November 12, 2008
HIV prevention efforts in Namibia should "put more emphasis" on changing behavior and reducing HIV-associated stigma and discrimination, Namibian Health Minister Richard Kamwi said recently at a one-day meeting on the National HIV/AIDS Prevention Strategy in the Namibian capital of Windhoek, The Namibian/AllAfrica.com reports.
The meeting aimed to bring attention to HIV prevention programs as a foundation for the country's fight against the virus. Kamwi said that HIV prevalence is increasing despite a "number of prevention and management programs" and investment from the Namibian government, development groups, the private sector and civil society. Kamwi added that health workers must "redouble" efforts focused on increasing HIV testing and counseling and preventing mother-to-child transmission. Kamwi said that although he is impressed that about 80% of HIV-positive pregnant women in the country receive antiretrovirals to prevent MTCT, all women should have access to PMTCT. "There is no reason why we should fail on what we know is working," he said.
According to Kamwi, there have been between 204,000 and 300,000 HIV/AIDS cases in Namibia since the virus was first detected in the country two decades ago, and about 3,790 people have died of AIDS-related causes since March (The Namibian/AllAfrica.com, 11/10).

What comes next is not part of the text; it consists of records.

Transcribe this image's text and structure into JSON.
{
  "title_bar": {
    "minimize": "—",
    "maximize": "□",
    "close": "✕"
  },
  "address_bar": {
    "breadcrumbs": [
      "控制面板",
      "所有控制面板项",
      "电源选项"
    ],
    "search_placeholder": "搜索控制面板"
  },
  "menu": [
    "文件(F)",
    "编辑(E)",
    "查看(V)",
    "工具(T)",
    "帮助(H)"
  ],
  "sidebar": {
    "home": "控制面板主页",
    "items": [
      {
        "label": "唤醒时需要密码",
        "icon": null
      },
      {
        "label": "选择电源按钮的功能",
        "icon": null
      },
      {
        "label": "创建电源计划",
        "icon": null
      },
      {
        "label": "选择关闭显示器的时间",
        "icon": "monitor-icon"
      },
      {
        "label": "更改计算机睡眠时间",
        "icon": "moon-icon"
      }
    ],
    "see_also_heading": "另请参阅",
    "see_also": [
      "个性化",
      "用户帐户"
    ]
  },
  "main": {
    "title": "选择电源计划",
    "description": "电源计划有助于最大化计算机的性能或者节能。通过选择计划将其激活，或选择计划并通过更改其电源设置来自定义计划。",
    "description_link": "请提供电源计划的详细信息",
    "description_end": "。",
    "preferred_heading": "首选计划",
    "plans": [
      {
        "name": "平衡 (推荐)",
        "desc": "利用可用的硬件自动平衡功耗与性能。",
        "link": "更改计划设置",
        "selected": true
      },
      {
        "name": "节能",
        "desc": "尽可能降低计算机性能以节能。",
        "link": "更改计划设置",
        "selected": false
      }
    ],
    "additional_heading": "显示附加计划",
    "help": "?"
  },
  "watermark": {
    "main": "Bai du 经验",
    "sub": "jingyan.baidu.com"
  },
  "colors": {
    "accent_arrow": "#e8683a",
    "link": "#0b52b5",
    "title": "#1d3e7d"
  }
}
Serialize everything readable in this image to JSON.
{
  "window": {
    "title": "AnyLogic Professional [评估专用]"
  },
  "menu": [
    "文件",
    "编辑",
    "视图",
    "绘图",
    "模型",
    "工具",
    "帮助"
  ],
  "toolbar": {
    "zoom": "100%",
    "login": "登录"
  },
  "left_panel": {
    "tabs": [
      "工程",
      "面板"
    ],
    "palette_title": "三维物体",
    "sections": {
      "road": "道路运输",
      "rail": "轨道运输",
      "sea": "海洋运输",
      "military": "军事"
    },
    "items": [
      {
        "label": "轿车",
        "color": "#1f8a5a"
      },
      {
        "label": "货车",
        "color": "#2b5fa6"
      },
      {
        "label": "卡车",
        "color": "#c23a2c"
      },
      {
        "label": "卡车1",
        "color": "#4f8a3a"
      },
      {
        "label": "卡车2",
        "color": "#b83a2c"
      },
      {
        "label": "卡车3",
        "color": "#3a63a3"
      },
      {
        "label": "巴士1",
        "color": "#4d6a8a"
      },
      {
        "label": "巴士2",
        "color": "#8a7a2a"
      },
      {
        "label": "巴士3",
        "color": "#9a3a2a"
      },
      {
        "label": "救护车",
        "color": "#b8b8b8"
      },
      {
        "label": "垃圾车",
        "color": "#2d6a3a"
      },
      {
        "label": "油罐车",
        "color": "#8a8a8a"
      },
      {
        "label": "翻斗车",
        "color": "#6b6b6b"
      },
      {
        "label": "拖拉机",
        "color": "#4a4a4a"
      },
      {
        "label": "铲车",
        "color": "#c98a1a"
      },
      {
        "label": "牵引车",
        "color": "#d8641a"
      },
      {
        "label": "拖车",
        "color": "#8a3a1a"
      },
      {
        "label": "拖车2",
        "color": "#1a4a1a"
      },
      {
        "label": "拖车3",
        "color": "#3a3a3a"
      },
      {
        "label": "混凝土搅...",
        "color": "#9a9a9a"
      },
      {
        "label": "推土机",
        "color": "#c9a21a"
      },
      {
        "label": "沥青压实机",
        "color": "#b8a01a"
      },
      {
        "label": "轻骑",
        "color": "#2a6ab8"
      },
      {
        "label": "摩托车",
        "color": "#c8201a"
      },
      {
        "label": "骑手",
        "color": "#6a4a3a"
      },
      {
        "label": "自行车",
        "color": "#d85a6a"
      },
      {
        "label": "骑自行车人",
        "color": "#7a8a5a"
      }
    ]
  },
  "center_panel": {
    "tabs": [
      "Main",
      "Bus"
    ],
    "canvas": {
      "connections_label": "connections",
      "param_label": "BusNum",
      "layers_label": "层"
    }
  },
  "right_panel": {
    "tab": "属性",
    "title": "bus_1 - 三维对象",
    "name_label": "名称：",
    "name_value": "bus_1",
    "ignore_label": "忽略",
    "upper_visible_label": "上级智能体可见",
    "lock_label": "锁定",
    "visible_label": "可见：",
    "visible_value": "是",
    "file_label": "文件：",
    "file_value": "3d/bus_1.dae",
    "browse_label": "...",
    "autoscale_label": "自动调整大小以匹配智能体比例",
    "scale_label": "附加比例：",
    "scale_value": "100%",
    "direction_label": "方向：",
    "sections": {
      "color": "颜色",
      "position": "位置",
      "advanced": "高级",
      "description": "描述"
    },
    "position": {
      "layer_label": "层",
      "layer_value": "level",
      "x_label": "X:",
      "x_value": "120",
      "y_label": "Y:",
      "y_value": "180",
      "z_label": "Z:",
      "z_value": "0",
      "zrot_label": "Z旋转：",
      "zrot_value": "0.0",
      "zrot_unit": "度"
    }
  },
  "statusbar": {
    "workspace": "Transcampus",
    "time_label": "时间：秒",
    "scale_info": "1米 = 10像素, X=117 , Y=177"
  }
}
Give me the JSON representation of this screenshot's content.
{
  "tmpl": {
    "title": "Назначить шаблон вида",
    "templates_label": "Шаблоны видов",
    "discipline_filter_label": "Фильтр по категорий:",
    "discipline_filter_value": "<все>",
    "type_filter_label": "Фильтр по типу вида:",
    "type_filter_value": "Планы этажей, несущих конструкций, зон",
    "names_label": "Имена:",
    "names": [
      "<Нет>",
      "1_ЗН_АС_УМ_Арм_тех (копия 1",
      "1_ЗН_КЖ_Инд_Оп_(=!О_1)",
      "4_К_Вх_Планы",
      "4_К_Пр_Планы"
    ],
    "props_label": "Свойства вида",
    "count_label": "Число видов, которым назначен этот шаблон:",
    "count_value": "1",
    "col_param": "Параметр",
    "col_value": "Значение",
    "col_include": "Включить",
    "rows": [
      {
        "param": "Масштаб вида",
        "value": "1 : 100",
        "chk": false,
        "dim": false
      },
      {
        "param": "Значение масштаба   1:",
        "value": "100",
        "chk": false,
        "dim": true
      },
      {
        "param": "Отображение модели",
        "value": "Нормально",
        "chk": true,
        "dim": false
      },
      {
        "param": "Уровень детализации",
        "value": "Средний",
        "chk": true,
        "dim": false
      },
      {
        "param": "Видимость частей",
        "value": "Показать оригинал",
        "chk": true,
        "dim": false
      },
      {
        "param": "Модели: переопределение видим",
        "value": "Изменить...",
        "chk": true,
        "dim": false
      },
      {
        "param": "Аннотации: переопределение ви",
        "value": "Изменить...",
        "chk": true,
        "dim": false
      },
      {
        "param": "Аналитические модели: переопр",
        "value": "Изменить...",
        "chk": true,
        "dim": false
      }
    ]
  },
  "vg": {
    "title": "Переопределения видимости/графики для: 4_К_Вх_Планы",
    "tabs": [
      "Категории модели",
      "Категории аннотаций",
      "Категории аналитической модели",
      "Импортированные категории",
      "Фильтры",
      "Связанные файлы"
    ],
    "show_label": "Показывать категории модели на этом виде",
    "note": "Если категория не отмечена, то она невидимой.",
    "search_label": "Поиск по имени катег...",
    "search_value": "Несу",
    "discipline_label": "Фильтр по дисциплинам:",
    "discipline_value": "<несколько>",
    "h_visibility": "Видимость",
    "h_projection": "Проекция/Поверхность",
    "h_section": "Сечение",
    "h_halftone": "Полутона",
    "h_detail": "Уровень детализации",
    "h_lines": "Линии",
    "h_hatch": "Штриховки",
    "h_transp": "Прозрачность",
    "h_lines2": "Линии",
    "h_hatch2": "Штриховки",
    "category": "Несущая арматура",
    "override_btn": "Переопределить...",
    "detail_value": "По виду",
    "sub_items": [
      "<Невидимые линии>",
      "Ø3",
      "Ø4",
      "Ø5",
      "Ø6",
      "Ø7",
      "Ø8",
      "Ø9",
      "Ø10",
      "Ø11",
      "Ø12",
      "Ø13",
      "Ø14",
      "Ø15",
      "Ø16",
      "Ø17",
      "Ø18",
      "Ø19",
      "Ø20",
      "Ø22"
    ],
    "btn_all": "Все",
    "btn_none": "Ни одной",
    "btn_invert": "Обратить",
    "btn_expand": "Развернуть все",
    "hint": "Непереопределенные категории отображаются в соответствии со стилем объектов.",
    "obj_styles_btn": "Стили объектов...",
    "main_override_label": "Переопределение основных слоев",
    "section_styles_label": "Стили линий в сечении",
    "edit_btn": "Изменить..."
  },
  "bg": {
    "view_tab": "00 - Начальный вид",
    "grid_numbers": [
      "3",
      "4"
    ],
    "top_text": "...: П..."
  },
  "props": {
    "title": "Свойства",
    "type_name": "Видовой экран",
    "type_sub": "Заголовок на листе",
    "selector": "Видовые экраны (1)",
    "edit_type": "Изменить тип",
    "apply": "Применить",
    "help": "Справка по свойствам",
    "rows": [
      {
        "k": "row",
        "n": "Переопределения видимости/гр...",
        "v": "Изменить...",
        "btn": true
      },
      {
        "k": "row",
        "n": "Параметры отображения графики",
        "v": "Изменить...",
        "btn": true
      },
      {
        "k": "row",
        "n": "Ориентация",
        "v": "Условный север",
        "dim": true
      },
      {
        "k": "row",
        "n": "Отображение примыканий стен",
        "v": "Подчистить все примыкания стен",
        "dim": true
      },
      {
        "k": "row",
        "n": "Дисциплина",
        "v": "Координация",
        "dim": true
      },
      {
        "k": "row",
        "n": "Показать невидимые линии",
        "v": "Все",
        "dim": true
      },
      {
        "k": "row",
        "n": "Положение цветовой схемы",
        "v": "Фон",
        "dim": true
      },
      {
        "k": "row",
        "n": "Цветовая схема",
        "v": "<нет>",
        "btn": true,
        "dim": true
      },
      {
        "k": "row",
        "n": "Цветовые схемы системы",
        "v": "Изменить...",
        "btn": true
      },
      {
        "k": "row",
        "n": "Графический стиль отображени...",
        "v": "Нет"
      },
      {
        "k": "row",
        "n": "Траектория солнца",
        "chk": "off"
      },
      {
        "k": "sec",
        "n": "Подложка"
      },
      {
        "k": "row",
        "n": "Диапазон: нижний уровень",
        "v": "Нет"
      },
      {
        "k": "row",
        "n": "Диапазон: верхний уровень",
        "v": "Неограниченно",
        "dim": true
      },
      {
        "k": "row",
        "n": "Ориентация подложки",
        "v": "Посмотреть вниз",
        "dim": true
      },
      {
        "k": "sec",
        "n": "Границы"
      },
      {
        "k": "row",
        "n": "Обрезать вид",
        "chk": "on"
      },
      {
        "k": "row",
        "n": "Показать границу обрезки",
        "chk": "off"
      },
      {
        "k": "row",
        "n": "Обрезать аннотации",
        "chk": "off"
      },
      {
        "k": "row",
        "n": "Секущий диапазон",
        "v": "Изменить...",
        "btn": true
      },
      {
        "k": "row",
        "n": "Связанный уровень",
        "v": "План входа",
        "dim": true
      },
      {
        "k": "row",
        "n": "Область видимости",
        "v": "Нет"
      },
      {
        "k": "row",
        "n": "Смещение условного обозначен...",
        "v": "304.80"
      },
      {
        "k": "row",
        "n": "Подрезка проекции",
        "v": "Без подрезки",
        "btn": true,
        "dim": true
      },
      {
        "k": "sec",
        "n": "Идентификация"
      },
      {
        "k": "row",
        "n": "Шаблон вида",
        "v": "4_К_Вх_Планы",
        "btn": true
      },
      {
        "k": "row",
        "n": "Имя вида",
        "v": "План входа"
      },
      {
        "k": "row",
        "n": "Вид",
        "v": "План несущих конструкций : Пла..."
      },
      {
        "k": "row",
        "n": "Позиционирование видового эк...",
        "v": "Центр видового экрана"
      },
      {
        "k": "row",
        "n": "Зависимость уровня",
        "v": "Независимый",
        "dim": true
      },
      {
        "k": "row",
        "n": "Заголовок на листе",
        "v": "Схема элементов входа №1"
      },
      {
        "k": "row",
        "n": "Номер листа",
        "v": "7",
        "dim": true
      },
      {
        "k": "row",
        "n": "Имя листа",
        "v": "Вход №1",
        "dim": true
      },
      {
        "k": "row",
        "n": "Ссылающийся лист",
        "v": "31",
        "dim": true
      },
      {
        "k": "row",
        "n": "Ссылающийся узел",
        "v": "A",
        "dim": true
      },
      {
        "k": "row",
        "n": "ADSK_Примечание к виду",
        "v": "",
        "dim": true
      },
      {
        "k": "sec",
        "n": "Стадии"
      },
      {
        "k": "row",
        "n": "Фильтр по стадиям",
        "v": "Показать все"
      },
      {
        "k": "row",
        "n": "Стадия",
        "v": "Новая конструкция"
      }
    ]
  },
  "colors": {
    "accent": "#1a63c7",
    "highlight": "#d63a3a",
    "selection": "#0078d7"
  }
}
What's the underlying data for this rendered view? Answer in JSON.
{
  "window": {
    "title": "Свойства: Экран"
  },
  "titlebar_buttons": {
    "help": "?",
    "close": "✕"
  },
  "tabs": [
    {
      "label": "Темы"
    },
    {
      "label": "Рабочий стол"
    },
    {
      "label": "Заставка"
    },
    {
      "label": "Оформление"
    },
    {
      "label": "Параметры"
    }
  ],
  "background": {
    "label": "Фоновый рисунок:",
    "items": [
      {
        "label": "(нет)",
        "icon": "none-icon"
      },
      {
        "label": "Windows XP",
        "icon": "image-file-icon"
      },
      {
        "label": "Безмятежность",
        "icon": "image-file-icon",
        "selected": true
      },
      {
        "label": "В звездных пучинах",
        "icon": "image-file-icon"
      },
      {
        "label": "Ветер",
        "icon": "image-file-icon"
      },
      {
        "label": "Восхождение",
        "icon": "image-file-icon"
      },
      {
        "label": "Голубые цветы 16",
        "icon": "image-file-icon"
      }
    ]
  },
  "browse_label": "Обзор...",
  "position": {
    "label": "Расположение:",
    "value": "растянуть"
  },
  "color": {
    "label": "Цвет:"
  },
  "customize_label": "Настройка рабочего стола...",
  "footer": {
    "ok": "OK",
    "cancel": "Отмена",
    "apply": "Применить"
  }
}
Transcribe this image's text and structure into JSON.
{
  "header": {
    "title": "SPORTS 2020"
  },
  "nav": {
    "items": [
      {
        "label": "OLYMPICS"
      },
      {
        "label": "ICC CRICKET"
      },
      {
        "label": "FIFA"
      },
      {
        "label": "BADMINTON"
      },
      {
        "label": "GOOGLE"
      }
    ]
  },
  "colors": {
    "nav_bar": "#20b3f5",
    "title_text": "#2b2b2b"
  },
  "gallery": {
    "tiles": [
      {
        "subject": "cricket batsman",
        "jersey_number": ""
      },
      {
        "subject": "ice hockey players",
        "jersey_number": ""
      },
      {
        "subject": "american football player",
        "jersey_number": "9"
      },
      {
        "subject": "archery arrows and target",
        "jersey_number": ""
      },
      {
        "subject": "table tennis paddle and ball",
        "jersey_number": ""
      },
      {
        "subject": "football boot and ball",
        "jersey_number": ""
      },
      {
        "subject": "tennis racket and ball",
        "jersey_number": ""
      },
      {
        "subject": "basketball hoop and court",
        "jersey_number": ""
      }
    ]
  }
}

Reprinted with permission from kaisernetwork.org. You can view the entire Kaiser Daily HIV/AIDS Report, search the archives, or sign up for email delivery at www.kaisernetwork.org/dailyreports/hiv. The Kaiser Daily HIV/AIDS Report is published for kaisernetwork.org, a free service of the Kaiser Family Foundation, by The Advisory Board Company. © 2008 by The Advisory Board Company and Kaiser Family Foundation. All rights reserved.